Was a literal ‘must-have’ for me after seeing the Philadelphia episode of Man Vs. Food. No, I did not try the Ultimate Cheesesteak Challenge. Yes, I sort of regret it but I was honestly still a bit full from the epic brunch I had at Sabrina’s Café (review to come another day). To be honest, I was a bit nervous about trying another place after being let down to such an epic extent at Geno’s but thankfully I went through with it because Tony Luke’s was superb. The bread, which was a French Baguette, provided much more body, flavor, and stability to the cheesesteak than any other. The onions were perfectly cooked and there was a significant amount of meat on the sandwich…much more than I remember receiving anywhere else. Unfortunately all of that meat threw off the meat-to-cheese ratio a bit but I would honestly rather have more meat than cheese then the other way around any day (I am looking at you Geno’s).
Which did I enjoy the most?
Jim’s followed by Tony Luke’s in a close second simply because of how good the meat tasted. No matter what cheesesteak I was eating, I found myself wishing that Jim’s meat was used in it. Even now as I write this I find myself salivating over it even though cheesesteaks have currently lost their appeal to me ha ha.
A Breakdown by Preference:
My Perfect Cheesesteak:

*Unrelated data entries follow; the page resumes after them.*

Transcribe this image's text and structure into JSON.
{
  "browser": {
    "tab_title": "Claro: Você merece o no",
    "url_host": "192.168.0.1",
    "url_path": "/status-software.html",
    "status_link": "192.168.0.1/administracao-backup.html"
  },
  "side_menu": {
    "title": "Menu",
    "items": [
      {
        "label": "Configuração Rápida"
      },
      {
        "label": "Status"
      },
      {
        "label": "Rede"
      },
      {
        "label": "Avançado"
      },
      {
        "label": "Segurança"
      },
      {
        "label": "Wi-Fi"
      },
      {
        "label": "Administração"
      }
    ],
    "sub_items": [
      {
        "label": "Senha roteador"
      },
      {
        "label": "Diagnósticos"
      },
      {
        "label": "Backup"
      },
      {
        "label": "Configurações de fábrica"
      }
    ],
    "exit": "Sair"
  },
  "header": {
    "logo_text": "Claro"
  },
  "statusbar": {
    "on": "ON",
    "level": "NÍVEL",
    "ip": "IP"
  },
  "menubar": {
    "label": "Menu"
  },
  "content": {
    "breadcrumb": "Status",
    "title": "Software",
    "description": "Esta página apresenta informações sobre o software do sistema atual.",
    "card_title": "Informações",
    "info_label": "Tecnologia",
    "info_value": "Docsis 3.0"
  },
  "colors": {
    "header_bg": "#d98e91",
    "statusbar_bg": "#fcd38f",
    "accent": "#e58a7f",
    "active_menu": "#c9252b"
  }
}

Tony Luke’s Bread, stuffed with Tony Luke’s quantity of Jim’s meat and onions, topped with wiz like it is done at Pat’s.